» EXERCISE
Pictures are not part of the copy; repeat everything else in the records exactly.
Start of PROVIDED RECORDS
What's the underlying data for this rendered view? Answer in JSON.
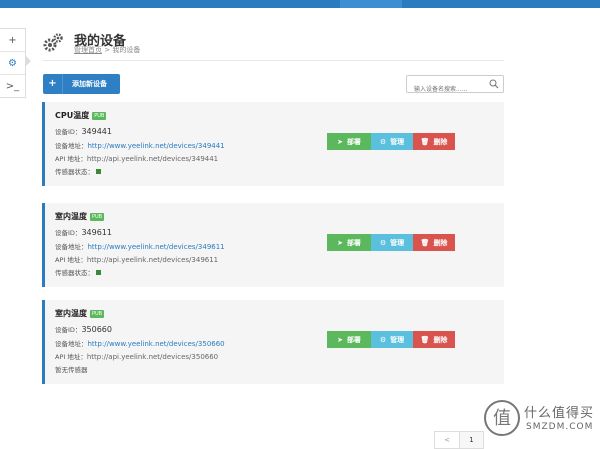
{
  "sidebar": {
    "items": [
      {
        "icon": "plus-icon",
        "glyph": "+"
      },
      {
        "icon": "gears-icon",
        "glyph": "⚙"
      },
      {
        "icon": "terminal-icon",
        "glyph": ">_"
      }
    ]
  },
  "header": {
    "title": "我的设备",
    "breadcrumb_home": "管理首页",
    "breadcrumb_sep": ">",
    "breadcrumb_current": "我的设备"
  },
  "toolbar": {
    "add_label": "添加新设备",
    "search_placeholder": "输入设备名搜索......"
  },
  "labels": {
    "device_id": "设备ID：",
    "device_url": "设备地址：",
    "api_url": "API 地址：",
    "sensor_status": "传感器状态：",
    "no_sensor": "暂无传感器",
    "badge": "PUB",
    "deploy": "部署",
    "manage": "管理",
    "delete": "删除"
  },
  "devices": [
    {
      "name": "CPU温度",
      "id": "349441",
      "url": "http://www.yeelink.net/devices/349441",
      "api": "http://api.yeelink.net/devices/349441",
      "has_sensor": true
    },
    {
      "name": "室内温度",
      "id": "349611",
      "url": "http://www.yeelink.net/devices/349611",
      "api": "http://api.yeelink.net/devices/349611",
      "has_sensor": true
    },
    {
      "name": "室内温度",
      "id": "350660",
      "url": "http://www.yeelink.net/devices/350660",
      "api": "http://api.yeelink.net/devices/350660",
      "has_sensor": false
    }
  ],
  "pagination": {
    "prev": "<",
    "current": "1"
  },
  "watermark": {
    "cn": "什么值得买",
    "en": "SMZDM.COM"
  },
  "colors": {
    "primary": "#2a7bc0",
    "deploy": "#5cb85c",
    "manage": "#5bc0de",
    "delete": "#d9534f"
  }
}
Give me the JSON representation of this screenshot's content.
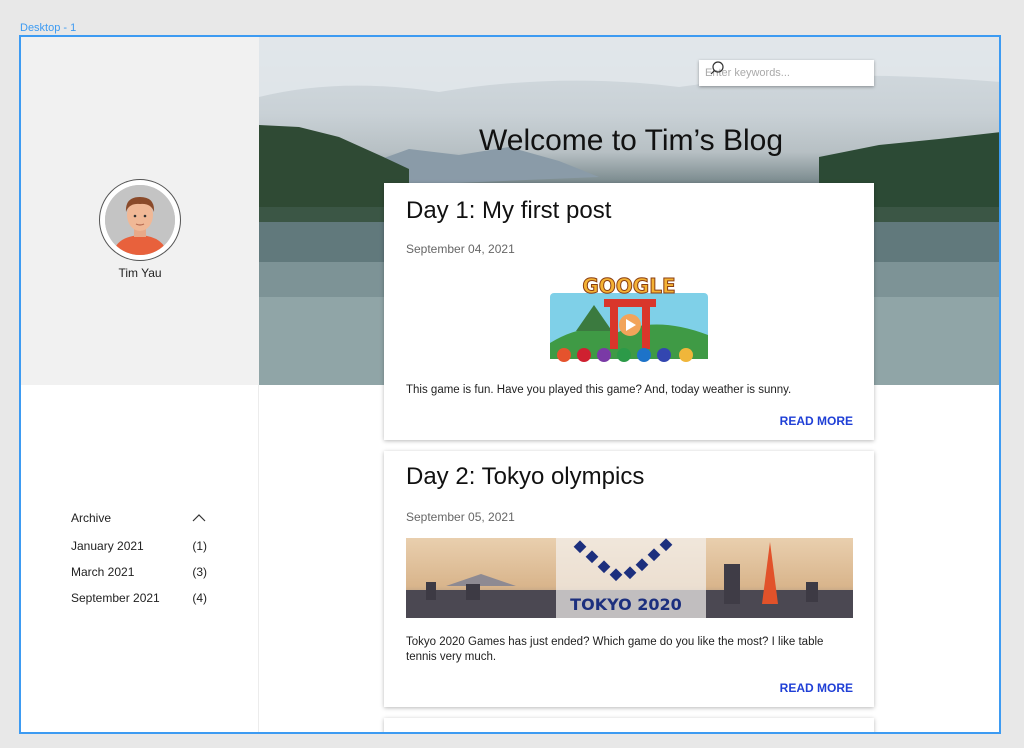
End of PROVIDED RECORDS
» WRITTEN RESPONSE
What's the underlying data for this rendered view? Answer in JSON.
{
  "sidebar": {
    "items": [
      {
        "icon": "plus-icon",
        "glyph": "+"
      },
      {
        "icon": "gears-icon",
        "glyph": "⚙"
      },
      {
        "icon": "terminal-icon",
        "glyph": ">_"
      }
    ]
  },
  "header": {
    "title": "我的设备",
    "breadcrumb_home": "管理首页",
    "breadcrumb_sep": ">",
    "breadcrumb_current": "我的设备"
  },
  "toolbar": {
    "add_label": "添加新设备",
    "search_placeholder": "输入设备名搜索......"
  },
  "labels": {
    "device_id": "设备ID：",
    "device_url": "设备地址：",
    "api_url": "API 地址：",
    "sensor_status": "传感器状态：",
    "no_sensor": "暂无传感器",
    "badge": "PUB",
    "deploy": "部署",
    "manage": "管理",
    "delete": "删除"
  },
  "devices": [
    {
      "name": "CPU温度",
      "id": "349441",
      "url": "http://www.yeelink.net/devices/349441",
      "api": "http://api.yeelink.net/devices/349441",
      "has_sensor": true
    },
    {
      "name": "室内温度",
      "id": "349611",
      "url": "http://www.yeelink.net/devices/349611",
      "api": "http://api.yeelink.net/devices/349611",
      "has_sensor": true
    },
    {
      "name": "室内温度",
      "id": "350660",
      "url": "http://www.yeelink.net/devices/350660",
      "api": "http://api.yeelink.net/devices/350660",
      "has_sensor": false
    }
  ],
  "pagination": {
    "prev": "<",
    "current": "1"
  },
  "watermark": {
    "cn": "什么值得买",
    "en": "SMZDM.COM"
  },
  "colors": {
    "primary": "#2a7bc0",
    "deploy": "#5cb85c",
    "manage": "#5bc0de",
    "delete": "#d9534f"
  }
}
Give me the JSON representation of this screenshot's content.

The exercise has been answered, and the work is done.